Directions: Bring together copies of the lines in the data below that contain the word "true".

[[ Task inputs open ]]

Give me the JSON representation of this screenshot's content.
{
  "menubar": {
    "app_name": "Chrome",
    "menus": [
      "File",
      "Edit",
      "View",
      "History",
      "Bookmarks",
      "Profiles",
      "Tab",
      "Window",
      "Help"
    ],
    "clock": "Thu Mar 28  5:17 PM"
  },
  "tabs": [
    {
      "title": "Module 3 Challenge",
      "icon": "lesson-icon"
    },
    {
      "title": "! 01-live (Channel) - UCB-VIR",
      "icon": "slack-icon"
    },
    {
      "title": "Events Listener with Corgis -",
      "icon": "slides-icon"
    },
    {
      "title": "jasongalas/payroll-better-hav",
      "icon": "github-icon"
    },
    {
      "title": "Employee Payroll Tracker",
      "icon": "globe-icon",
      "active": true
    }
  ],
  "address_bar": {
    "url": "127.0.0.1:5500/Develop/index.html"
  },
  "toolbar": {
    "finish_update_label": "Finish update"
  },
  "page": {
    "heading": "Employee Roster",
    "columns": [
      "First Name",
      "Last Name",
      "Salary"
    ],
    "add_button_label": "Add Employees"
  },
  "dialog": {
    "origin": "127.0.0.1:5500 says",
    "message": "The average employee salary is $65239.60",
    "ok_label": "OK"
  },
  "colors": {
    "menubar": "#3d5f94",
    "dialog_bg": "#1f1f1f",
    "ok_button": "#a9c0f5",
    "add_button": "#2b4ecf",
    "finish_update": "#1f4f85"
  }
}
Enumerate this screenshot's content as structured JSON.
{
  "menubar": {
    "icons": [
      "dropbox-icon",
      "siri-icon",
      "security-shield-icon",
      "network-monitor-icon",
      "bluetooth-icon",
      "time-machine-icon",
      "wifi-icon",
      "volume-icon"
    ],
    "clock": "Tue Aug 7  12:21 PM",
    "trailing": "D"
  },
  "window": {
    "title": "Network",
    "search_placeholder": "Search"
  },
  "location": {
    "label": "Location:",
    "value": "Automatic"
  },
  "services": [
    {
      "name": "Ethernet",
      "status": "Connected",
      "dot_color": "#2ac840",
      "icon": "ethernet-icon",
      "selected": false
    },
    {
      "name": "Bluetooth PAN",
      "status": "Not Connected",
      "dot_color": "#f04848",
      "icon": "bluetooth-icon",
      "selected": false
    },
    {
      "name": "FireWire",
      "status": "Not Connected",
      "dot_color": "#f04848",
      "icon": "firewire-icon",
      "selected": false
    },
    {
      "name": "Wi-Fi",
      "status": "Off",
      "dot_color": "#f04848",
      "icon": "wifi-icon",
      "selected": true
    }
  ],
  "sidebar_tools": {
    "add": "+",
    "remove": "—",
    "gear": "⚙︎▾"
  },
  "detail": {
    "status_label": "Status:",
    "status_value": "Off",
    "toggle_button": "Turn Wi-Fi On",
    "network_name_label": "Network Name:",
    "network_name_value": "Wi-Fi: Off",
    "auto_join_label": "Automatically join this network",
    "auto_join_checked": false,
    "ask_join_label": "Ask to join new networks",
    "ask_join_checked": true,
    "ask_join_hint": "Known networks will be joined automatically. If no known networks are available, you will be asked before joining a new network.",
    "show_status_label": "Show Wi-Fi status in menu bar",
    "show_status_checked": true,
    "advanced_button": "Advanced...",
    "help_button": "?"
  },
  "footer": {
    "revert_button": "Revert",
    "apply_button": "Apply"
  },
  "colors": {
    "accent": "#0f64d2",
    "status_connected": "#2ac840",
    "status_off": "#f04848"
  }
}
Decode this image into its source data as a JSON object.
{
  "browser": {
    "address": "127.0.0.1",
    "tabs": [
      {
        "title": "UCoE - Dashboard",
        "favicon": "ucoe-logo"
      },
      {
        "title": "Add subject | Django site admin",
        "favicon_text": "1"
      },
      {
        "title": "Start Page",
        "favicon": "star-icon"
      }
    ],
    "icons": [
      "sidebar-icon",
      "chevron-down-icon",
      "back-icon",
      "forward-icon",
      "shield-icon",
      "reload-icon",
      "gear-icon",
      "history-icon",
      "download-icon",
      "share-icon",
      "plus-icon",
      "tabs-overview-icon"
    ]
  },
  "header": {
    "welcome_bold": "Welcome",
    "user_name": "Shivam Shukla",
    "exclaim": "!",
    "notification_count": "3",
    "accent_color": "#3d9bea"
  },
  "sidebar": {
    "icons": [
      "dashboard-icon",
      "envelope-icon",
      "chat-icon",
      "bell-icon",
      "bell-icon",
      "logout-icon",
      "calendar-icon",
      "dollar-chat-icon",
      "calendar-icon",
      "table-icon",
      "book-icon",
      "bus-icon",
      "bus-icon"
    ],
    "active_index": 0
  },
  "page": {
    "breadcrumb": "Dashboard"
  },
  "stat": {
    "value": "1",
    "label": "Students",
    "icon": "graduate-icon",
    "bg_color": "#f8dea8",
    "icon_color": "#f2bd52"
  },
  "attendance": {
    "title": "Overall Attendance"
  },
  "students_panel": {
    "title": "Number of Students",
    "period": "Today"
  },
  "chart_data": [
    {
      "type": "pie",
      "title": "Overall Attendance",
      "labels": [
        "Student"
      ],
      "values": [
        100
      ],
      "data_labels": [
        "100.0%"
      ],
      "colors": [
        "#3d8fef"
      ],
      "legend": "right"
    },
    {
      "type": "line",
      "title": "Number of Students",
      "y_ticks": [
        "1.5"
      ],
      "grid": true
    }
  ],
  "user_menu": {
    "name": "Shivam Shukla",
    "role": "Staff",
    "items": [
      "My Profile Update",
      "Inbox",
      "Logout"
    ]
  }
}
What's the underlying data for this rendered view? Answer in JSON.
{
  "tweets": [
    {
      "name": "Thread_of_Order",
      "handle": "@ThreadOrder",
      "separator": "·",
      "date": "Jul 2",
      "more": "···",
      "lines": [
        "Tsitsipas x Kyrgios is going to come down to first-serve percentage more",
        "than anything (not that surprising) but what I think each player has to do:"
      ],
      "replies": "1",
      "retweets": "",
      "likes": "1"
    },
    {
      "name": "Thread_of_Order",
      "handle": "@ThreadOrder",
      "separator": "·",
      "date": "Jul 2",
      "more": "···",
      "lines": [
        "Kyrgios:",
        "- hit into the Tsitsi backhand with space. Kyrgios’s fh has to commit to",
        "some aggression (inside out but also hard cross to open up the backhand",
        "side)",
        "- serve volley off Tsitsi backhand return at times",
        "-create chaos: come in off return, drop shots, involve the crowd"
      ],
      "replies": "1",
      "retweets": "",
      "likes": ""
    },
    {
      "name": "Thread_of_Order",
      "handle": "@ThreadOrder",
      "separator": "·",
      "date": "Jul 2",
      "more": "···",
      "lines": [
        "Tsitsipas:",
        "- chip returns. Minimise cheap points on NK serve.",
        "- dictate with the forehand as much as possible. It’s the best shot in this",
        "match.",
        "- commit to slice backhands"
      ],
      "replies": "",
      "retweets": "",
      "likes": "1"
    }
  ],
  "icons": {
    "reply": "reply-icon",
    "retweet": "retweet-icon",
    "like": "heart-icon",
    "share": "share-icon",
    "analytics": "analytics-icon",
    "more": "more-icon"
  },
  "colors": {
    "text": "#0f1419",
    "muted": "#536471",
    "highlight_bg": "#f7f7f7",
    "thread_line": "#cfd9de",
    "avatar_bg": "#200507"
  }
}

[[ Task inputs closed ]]

Solution for this exercise:
      "active": true
      "selected": true
    "ask_join_checked": true,
    "show_status_checked": true,
      "grid": true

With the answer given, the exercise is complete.